Evidence for A.J.’s story: His batting helmet was over that way. He’s a catcher and (like it or not) he probably understands that home plate hits are part of the game. Why on Earth would he try to start a fight in the second inning of a game? The Cubs are having a tough season and it is easy for frustrations to boil over, and that’s what happened. Barrett got made at the fact that the Cubs haven’t been playing well and he took it out on an easy target.
Evidence for the other side (not necessarily Barrett’s side, as he took total blame for the whole thing): A.J. Pierzynski is a hateable guy and would do something like that; Just look at what he did when he slapped home plate. He gave Barrett the stink-eye after the hit. Pierzynski’s a catcher, he should know not to do that to another catcher. Apparently, Barrett yelled “I didn’t have the ball,” but I’m not sure how much difference that makes.
Not to get too “liberal basing all the problems on the system,” but the system is to blame here, specifically the whole concept of a “home plate collision.” I won’t even get into the language problem there (OK, you twisted my arm. A “collision” involves two objects meeting at a speed, such as two cars on the highway. When one player is standing still, it is not a “collision.”), but the rulebook clearly states that no player can block off a base. Home plate is a base and the catcher is, by the letter of the law, not allowed to block off home. In fact, here’s the rule, Rule 7.06(b):
The catcher, without the ball in his possession, has no right to block the pathway of the runner attempting to score. The base line belongs to the runner and the catcher should be there only when he is fielding a ball or when he already has the ball in his hand.
(Thanks ro Rob Neyer, for recently addressing this in a column.)
Like the strike zone and players diving over the plater to get HBPs, the umpires need to do a better job of enforcing the rules. A catcher isn’t allowed to guard home like he’s a goalie and the runners are pucks. Would you be happy if the third baseman did the same thing on a stolen base? It’s crazy.
Barrett was very contrite in his apology and A.J. was calmer than I expected.
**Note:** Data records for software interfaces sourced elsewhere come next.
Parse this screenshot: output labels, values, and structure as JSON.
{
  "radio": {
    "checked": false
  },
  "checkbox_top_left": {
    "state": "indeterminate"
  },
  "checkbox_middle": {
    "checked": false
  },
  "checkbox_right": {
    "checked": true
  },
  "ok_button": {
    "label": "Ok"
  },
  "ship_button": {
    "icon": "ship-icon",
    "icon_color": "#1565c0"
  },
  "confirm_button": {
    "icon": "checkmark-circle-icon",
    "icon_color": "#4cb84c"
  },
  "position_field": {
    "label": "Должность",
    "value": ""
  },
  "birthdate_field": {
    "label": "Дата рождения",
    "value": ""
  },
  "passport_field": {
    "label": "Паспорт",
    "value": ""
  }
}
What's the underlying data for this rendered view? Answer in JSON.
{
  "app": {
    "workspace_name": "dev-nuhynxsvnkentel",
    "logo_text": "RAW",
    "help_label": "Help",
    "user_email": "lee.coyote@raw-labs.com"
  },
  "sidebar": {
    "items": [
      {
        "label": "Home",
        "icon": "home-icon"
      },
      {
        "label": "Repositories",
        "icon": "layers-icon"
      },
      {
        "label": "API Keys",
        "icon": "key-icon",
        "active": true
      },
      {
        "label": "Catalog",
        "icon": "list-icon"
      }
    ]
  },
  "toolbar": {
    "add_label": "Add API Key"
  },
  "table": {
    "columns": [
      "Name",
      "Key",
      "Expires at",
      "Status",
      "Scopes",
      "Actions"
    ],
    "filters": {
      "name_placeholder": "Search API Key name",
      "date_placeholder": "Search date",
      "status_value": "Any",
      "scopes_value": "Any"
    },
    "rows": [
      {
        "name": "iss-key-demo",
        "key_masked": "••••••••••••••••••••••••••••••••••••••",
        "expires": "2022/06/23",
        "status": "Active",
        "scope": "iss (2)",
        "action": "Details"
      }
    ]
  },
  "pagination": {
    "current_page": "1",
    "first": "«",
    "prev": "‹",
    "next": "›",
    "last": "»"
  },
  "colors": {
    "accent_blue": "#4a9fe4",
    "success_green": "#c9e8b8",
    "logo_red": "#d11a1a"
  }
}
I imagine there will be suspensions and (likely) some retaliation today. It’s too bad when stuff like this happens, I guess, but it is sure is exciting.